> _What to produce_:
Repeat the data verbatim.

BEGIN Exercise data

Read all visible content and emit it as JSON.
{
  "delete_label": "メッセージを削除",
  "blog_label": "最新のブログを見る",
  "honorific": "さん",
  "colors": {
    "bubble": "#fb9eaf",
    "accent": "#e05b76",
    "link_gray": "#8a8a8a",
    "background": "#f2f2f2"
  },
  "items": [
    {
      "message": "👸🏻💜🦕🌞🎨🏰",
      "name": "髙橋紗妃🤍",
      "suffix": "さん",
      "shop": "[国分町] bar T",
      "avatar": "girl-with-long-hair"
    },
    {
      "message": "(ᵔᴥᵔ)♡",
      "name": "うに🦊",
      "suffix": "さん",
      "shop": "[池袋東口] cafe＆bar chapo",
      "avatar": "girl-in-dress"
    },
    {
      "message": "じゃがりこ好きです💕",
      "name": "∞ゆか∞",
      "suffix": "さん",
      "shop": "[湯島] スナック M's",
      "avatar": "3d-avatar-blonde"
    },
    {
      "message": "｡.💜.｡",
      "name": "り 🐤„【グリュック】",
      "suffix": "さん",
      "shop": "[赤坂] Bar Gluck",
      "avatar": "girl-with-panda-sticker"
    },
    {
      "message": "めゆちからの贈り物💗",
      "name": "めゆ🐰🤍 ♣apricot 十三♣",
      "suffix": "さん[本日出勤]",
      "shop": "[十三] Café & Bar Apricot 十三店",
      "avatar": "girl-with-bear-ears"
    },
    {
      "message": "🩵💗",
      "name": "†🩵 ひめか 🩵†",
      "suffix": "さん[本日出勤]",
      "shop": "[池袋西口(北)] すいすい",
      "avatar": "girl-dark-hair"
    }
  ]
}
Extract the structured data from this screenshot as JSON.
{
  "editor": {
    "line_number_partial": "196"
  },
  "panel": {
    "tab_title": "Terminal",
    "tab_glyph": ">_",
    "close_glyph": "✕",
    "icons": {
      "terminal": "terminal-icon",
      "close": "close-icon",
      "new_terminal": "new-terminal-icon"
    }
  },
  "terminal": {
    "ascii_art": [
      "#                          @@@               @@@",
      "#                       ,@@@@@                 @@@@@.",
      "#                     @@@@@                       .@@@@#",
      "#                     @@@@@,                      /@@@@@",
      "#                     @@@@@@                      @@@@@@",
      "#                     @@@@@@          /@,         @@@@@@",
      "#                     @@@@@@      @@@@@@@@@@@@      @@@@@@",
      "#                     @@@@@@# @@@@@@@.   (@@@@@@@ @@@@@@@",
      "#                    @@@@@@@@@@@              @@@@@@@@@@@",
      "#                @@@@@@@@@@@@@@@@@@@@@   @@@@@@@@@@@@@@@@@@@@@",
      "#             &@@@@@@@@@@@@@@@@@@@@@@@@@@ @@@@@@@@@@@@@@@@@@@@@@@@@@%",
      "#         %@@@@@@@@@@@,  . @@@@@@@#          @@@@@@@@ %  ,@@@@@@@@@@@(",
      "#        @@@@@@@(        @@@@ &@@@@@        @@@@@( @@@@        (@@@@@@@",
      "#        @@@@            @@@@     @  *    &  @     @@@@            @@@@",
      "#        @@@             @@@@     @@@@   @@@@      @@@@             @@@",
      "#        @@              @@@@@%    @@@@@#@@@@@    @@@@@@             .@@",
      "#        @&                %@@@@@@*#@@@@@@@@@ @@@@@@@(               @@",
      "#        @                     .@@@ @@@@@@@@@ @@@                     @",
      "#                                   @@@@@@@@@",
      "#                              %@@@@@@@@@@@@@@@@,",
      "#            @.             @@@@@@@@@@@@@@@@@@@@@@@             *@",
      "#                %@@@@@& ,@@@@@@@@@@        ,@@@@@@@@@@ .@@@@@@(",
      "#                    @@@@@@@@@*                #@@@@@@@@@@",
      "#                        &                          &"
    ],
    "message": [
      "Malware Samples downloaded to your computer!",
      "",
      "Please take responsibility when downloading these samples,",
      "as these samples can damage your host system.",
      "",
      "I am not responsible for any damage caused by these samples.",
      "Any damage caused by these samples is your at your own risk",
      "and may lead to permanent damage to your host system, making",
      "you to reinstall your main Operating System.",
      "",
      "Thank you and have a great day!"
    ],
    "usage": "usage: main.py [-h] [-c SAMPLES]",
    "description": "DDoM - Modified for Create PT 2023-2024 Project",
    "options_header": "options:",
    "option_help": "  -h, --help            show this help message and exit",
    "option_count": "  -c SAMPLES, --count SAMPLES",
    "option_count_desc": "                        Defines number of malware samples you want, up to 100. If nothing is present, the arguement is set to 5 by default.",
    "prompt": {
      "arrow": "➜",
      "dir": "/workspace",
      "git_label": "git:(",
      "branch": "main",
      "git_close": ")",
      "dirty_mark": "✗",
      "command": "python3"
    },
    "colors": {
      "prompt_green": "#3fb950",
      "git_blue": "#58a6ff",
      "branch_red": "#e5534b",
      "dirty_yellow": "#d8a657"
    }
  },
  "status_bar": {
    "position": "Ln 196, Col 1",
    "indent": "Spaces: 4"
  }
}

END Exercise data

> _Answer to the problem_:
Read all visible content and emit it as JSON.
{
  "delete_label": "メッセージを削除",
  "blog_label": "最新のブログを見る",
  "honorific": "さん",
  "colors": {
    "bubble": "#fb9eaf",
    "accent": "#e05b76",
    "link_gray": "#8a8a8a",
    "background": "#f2f2f2"
  },
  "items": [
    {
      "message": "👸🏻💜🦕🌞🎨🏰",
      "name": "髙橋紗妃🤍",
      "suffix": "さん",
      "shop": "[国分町] bar T",
      "avatar": "girl-with-long-hair"
    },
    {
      "message": "(ᵔᴥᵔ)♡",
      "name": "うに🦊",
      "suffix": "さん",
      "shop": "[池袋東口] cafe＆bar chapo",
      "avatar": "girl-in-dress"
    },
    {
      "message": "じゃがりこ好きです💕",
      "name": "∞ゆか∞",
      "suffix": "さん",
      "shop": "[湯島] スナック M's",
      "avatar": "3d-avatar-blonde"
    },
    {
      "message": "｡.💜.｡",
      "name": "り 🐤„【グリュック】",
      "suffix": "さん",
      "shop": "[赤坂] Bar Gluck",
      "avatar": "girl-with-panda-sticker"
    },
    {
      "message": "めゆちからの贈り物💗",
      "name": "めゆ🐰🤍 ♣apricot 十三♣",
      "suffix": "さん[本日出勤]",
      "shop": "[十三] Café & Bar Apricot 十三店",
      "avatar": "girl-with-bear-ears"
    },
    {
      "message": "🩵💗",
      "name": "†🩵 ひめか 🩵†",
      "suffix": "さん[本日出勤]",
      "shop": "[池袋西口(北)] すいすい",
      "avatar": "girl-dark-hair"
    }
  ]
}
Extract the structured data from this screenshot as JSON.
{
  "editor": {
    "line_number_partial": "196"
  },
  "panel": {
    "tab_title": "Terminal",
    "tab_glyph": ">_",
    "close_glyph": "✕",
    "icons": {
      "terminal": "terminal-icon",
      "close": "close-icon",
      "new_terminal": "new-terminal-icon"
    }
  },
  "terminal": {
    "ascii_art": [
      "#                          @@@               @@@",
      "#                       ,@@@@@                 @@@@@.",
      "#                     @@@@@                       .@@@@#",
      "#                     @@@@@,                      /@@@@@",
      "#                     @@@@@@                      @@@@@@",
      "#                     @@@@@@          /@,         @@@@@@",
      "#                     @@@@@@      @@@@@@@@@@@@      @@@@@@",
      "#                     @@@@@@# @@@@@@@.   (@@@@@@@ @@@@@@@",
      "#                    @@@@@@@@@@@              @@@@@@@@@@@",
      "#                @@@@@@@@@@@@@@@@@@@@@   @@@@@@@@@@@@@@@@@@@@@",
      "#             &@@@@@@@@@@@@@@@@@@@@@@@@@@ @@@@@@@@@@@@@@@@@@@@@@@@@@%",
      "#         %@@@@@@@@@@@,  . @@@@@@@#          @@@@@@@@ %  ,@@@@@@@@@@@(",
      "#        @@@@@@@(        @@@@ &@@@@@        @@@@@( @@@@        (@@@@@@@",
      "#        @@@@            @@@@     @  *    &  @     @@@@            @@@@",
      "#        @@@             @@@@     @@@@   @@@@      @@@@             @@@",
      "#        @@              @@@@@%    @@@@@#@@@@@    @@@@@@             .@@",
      "#        @&                %@@@@@@*#@@@@@@@@@ @@@@@@@(               @@",
      "#        @                     .@@@ @@@@@@@@@ @@@                     @",
      "#                                   @@@@@@@@@",
      "#                              %@@@@@@@@@@@@@@@@,",
      "#            @.             @@@@@@@@@@@@@@@@@@@@@@@             *@",
      "#                %@@@@@& ,@@@@@@@@@@        ,@@@@@@@@@@ .@@@@@@(",
      "#                    @@@@@@@@@*                #@@@@@@@@@@",
      "#                        &                          &"
    ],
    "message": [
      "Malware Samples downloaded to your computer!",
      "",
      "Please take responsibility when downloading these samples,",
      "as these samples can damage your host system.",
      "",
      "I am not responsible for any damage caused by these samples.",
      "Any damage caused by these samples is your at your own risk",
      "and may lead to permanent damage to your host system, making",
      "you to reinstall your main Operating System.",
      "",
      "Thank you and have a great day!"
    ],
    "usage": "usage: main.py [-h] [-c SAMPLES]",
    "description": "DDoM - Modified for Create PT 2023-2024 Project",
    "options_header": "options:",
    "option_help": "  -h, --help            show this help message and exit",
    "option_count": "  -c SAMPLES, --count SAMPLES",
    "option_count_desc": "                        Defines number of malware samples you want, up to 100. If nothing is present, the arguement is set to 5 by default.",
    "prompt": {
      "arrow": "➜",
      "dir": "/workspace",
      "git_label": "git:(",
      "branch": "main",
      "git_close": ")",
      "dirty_mark": "✗",
      "command": "python3"
    },
    "colors": {
      "prompt_green": "#3fb950",
      "git_blue": "#58a6ff",
      "branch_red": "#e5534b",
      "dirty_yellow": "#d8a657"
    }
  },
  "status_bar": {
    "position": "Ln 196, Col 1",
    "indent": "Spaces: 4"
  }
}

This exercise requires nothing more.